- reviewing the external sources that they rely on for market data and insights and evaluating whether these are providing them with what they require; and
- whether they have adequate horizon scanning in place so that their management bodies are kept informed on what could impact them in the short, medium and long-term.
Information and escalation routes
As well as in times of crisis or operational disruption, information flows are also important in the day to day running of a firm. Good information flows are important to ensure that the correct people within a firm are seeing the right information at the right time, while escalation routes are important to ensure that there are structured ways to reach senior management where required.
In terms of information flows, management bodies may want to ensure that they have coverage of all areas. They may want to look at how information is cascaded from the top of the organisation to the bottom, as well as vice versa.
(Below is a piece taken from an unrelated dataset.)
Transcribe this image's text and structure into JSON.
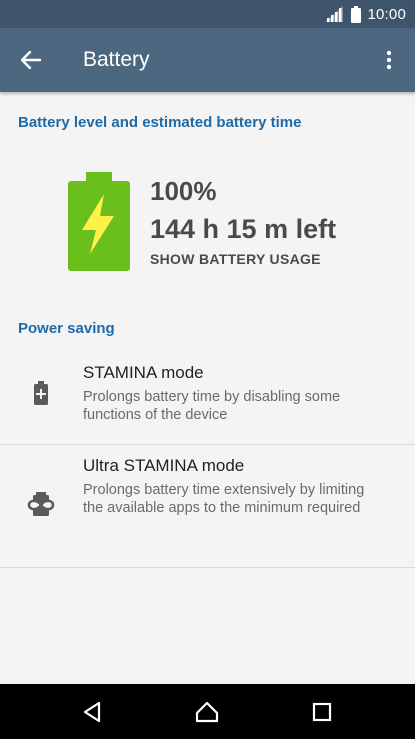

Firms may also want to evaluate how information is shared across business areas and whether this works in a way that supports what the firm is setting out to achieve. Firms also may want to consider how this is done practically, what works well and how that can be incorporated across the firm for consistency.
In terms of escalation routes, firms may want to consider the risk frameworks in place and how they document escalation methods within these, and whether these tolerances are correct and align to the broader risk appetite of the firm. This will also aid with ensuring that senior management are receiving the right information. To test this, senior individuals within firms may want to step back and consider, if an individual within their organisation saw something occurring that was wrong, what options would be available to them to escalate it and whether they would know how to access these routes and use them effectively. Whilst for most individuals, this rightly will be their manager, firms should consider the other routes available and whether staff are sufficiently educated on these mechanisms.
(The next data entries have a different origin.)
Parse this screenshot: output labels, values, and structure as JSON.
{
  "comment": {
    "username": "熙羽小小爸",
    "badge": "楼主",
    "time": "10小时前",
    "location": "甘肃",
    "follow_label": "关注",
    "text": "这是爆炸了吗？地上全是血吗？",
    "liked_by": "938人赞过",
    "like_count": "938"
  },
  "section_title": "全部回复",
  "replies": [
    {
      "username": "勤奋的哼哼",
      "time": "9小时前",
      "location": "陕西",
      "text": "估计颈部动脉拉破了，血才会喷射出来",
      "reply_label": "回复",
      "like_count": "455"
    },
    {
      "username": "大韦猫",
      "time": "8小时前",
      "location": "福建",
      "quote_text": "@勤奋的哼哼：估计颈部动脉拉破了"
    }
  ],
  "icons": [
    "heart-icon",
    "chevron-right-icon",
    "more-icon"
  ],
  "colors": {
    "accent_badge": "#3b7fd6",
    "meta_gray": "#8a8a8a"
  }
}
Policies and procedures
Policies and procedures enable a firm’s employees, at all levels, to understand a firm’s defined approach to an issue or area. Used effectively, they can provide clarity, drive up standards and support the correct matters being escalated. These documents will be looked upon to guide the direction an individual should take, and so it is important that they are robust, relevant and comprehensible.
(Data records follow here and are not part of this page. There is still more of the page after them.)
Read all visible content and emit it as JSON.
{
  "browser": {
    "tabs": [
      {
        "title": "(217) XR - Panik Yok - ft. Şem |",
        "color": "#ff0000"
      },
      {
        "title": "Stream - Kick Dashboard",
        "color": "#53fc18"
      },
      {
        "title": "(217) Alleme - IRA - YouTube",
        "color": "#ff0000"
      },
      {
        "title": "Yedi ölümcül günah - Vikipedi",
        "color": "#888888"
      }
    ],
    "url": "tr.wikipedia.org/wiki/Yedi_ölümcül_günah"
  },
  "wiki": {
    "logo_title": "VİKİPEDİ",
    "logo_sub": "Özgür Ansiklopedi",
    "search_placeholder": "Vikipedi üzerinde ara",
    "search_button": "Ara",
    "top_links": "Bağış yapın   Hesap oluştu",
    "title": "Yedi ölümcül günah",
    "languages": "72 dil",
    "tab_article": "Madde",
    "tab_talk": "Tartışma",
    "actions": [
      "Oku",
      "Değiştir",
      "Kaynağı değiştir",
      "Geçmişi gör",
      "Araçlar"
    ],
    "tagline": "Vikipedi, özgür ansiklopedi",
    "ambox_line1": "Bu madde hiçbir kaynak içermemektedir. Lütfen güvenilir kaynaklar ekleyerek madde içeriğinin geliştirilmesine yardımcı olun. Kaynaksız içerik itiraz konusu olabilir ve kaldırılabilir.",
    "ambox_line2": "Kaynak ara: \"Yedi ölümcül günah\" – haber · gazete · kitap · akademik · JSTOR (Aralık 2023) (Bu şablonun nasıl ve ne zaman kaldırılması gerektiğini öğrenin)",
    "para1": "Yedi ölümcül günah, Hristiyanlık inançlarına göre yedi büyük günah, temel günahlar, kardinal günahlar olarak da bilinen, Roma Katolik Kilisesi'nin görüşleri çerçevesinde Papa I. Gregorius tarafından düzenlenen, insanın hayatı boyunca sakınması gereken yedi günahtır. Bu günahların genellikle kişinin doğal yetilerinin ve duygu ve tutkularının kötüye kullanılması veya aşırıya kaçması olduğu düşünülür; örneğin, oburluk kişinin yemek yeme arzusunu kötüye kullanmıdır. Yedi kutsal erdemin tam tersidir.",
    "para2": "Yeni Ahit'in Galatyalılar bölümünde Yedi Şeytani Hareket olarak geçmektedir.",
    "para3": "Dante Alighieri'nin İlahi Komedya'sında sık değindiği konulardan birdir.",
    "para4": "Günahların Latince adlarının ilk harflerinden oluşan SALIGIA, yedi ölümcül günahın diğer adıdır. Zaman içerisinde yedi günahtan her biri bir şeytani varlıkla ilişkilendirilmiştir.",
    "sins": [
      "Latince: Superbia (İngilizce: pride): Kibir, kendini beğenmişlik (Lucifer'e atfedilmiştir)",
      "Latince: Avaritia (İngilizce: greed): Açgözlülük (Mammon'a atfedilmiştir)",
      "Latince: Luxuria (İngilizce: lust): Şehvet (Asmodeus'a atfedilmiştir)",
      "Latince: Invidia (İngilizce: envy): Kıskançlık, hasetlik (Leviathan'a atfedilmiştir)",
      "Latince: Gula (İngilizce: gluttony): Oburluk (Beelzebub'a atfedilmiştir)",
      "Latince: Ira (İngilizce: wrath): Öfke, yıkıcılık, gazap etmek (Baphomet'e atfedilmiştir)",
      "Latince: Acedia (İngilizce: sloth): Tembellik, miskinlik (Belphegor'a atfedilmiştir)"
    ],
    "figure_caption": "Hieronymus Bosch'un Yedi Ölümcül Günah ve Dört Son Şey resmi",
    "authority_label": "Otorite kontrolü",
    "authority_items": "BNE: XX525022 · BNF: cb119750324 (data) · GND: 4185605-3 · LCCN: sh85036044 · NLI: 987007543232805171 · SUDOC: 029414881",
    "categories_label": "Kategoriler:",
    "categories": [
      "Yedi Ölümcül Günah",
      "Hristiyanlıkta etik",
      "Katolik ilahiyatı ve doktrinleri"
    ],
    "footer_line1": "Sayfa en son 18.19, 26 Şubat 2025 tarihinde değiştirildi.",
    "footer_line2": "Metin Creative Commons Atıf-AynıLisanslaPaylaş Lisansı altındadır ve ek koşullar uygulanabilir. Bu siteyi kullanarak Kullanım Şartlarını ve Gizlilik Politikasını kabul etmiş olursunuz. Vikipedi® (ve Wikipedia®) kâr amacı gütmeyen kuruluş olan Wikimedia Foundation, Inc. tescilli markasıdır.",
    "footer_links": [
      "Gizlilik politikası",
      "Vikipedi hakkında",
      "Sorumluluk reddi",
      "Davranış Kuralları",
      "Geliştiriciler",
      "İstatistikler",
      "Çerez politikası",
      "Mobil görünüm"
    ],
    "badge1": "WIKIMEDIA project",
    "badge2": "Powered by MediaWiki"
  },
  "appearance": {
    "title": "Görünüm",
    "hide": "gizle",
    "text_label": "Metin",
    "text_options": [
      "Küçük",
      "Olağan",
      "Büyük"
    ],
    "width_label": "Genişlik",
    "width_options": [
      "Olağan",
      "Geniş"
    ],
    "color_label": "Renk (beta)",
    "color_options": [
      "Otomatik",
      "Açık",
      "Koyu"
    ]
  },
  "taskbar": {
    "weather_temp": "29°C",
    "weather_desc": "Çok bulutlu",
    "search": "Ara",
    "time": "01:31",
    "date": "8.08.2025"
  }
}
It is important that policies and procedures are reviewed and updated at regular intervals. If the business grows, firms should consider whether their policies and procedures are still fit-for-purpose or whether they need amending. While it may seem simple, version control mechanisms will help ensure documents are kept up-to-date and documents having senior owners are more likely to be subject to adequate review and challenge.
If policies and procedures are linked to regulatory requirements, firms should consider how they have been tailored to apply to the business model of the firm rather than just relaying the rules. Firms may also want to consider whether providing example scenarios within their policies and procedures will aid staff on how the rules within them may apply in practical situations. For certain policies and procedures, it will be appropriate for firms to cover the whole suite of business lines and products, or if they do not, ensure that there is appropriate reason for doing so. Firms should also ensure that there are no inconsistencies between documents by taking a holistic view of them rather than looking at them one by one.
Finally, policies and procedures should generally be stored on a central repository so that staff can access them at all times, with previous or outdated versions clearly being marked as so.